Canada and the United States on Monday (6 June) rejected Swedish calls for a ban on imports of live American lobsters, saying fears of an invasive species displacing its European cousin are unsubstantiated.
Speaking for both countries, Steven Wilson, a deputy director of the National Oceanic and Atmospheric Administration (NOAA), told a news conference that the Swedes had “found some evidence that there are lobsters in their waters.”
“But those lobsters could not thrive and could not rise to a population that could either pass disease or overcome the native species,” he said.
Current evidence points only to lobsters escaping, not a full blown invasion, he added.
“There just isn’t enough scientific information that gives you the impression that this is something that could take hold, which is important in the invasive-species standard internationally,” he said.
Sweden has asked the European Union to block the import of live American lobster, saying it fears contamination of its native species.
The European Parliament backed laws on Wednesday (16 January) to help prevent alien species of plants and wildlife from entering Europe and limit their spread in the event they do.
More than 30 American lobsters have been discovered off Sweden’s west coast in recent years, the Swedish government said.
The European lobster is relatively small and delicate compared to its larger American cousin.
The spread of disease and parasites as well as interbreeding of species threaten the European lobster’s survival, Sweden says.
Canadian and US exports of live lobster to the European Union totaled some $200 million last year, government figures show.

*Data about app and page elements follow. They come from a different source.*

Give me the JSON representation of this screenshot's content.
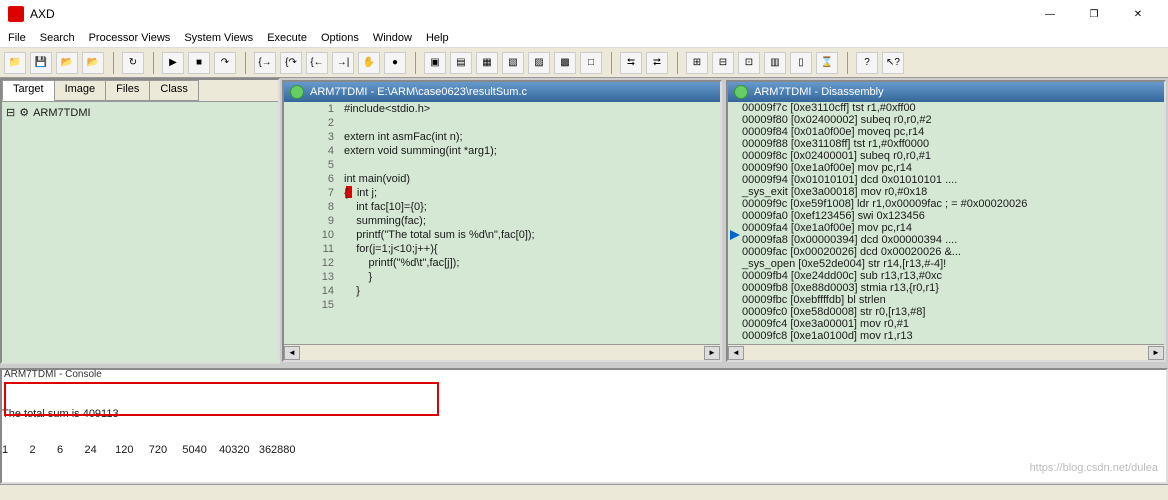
{
  "window": {
    "title": "AXD"
  },
  "menu": [
    "File",
    "Search",
    "Processor Views",
    "System Views",
    "Execute",
    "Options",
    "Window",
    "Help"
  ],
  "tabs": [
    "Target",
    "Image",
    "Files",
    "Class"
  ],
  "tree": {
    "root_label": "ARM7TDMI"
  },
  "source_window": {
    "title": "ARM7TDMI - E:\\ARM\\case0623\\resultSum.c",
    "lines": [
      "#include<stdio.h>",
      "",
      "extern int asmFac(int n);",
      "extern void summing(int *arg1);",
      "",
      "int main(void)",
      "{   int j;",
      "    int fac[10]={0};",
      "    summing(fac);",
      "    printf(\"The total sum is %d\\n\",fac[0]);",
      "    for(j=1;j<10;j++){",
      "        printf(\"%d\\t\",fac[j]);",
      "        }",
      "    }",
      ""
    ],
    "breakpoint_line": 7
  },
  "disasm_window": {
    "title": "ARM7TDMI - Disassembly",
    "rows": [
      {
        "addr": "00009f7c",
        "raw": "[0xe3110cff]",
        "mnem": "tst",
        "ops": "r1,#0xff00"
      },
      {
        "addr": "00009f80",
        "raw": "[0x02400002]",
        "mnem": "subeq",
        "ops": "r0,r0,#2"
      },
      {
        "addr": "00009f84",
        "raw": "[0x01a0f00e]",
        "mnem": "moveq",
        "ops": "pc,r14"
      },
      {
        "addr": "00009f88",
        "raw": "[0xe31108ff]",
        "mnem": "tst",
        "ops": "r1,#0xff0000"
      },
      {
        "addr": "00009f8c",
        "raw": "[0x02400001]",
        "mnem": "subeq",
        "ops": "r0,r0,#1"
      },
      {
        "addr": "00009f90",
        "raw": "[0xe1a0f00e]",
        "mnem": "mov",
        "ops": "pc,r14"
      },
      {
        "addr": "00009f94",
        "raw": "[0x01010101]",
        "mnem": "dcd",
        "ops": "0x01010101  ...."
      },
      {
        "addr": "_sys_exit",
        "raw": "[0xe3a00018]",
        "mnem": "mov",
        "ops": "r0,#0x18"
      },
      {
        "addr": "00009f9c",
        "raw": "[0xe59f1008]",
        "mnem": "ldr",
        "ops": "r1,0x00009fac ; = #0x00020026"
      },
      {
        "addr": "00009fa0",
        "raw": "[0xef123456]",
        "mnem": "swi",
        "ops": "0x123456",
        "current": true
      },
      {
        "addr": "00009fa4",
        "raw": "[0xe1a0f00e]",
        "mnem": "mov",
        "ops": "pc,r14"
      },
      {
        "addr": "00009fa8",
        "raw": "[0x00000394]",
        "mnem": "dcd",
        "ops": "0x00000394  ...."
      },
      {
        "addr": "00009fac",
        "raw": "[0x00020026]",
        "mnem": "dcd",
        "ops": "0x00020026  &..."
      },
      {
        "addr": "_sys_open",
        "raw": "[0xe52de004]",
        "mnem": "str",
        "ops": "r14,[r13,#-4]!"
      },
      {
        "addr": "00009fb4",
        "raw": "[0xe24dd00c]",
        "mnem": "sub",
        "ops": "r13,r13,#0xc"
      },
      {
        "addr": "00009fb8",
        "raw": "[0xe88d0003]",
        "mnem": "stmia",
        "ops": "r13,{r0,r1}"
      },
      {
        "addr": "00009fbc",
        "raw": "[0xebffffdb]",
        "mnem": "bl",
        "ops": "strlen"
      },
      {
        "addr": "00009fc0",
        "raw": "[0xe58d0008]",
        "mnem": "str",
        "ops": "r0,[r13,#8]"
      },
      {
        "addr": "00009fc4",
        "raw": "[0xe3a00001]",
        "mnem": "mov",
        "ops": "r0,#1"
      },
      {
        "addr": "00009fc8",
        "raw": "[0xe1a0100d]",
        "mnem": "mov",
        "ops": "r1,r13"
      }
    ]
  },
  "console": {
    "title": "ARM7TDMI - Console",
    "lines": [
      "The total sum is 409113",
      "1       2       6       24      120     720     5040    40320   362880"
    ]
  },
  "watermark": "https://blog.csdn.net/dulea"
}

The Danish government is lobbying the European Commission in Brussels to prevent the mink from ending up on the ‘invasive species’ list of animals which Brussels wants to keep away from Europe because of the environmental damage they can cause.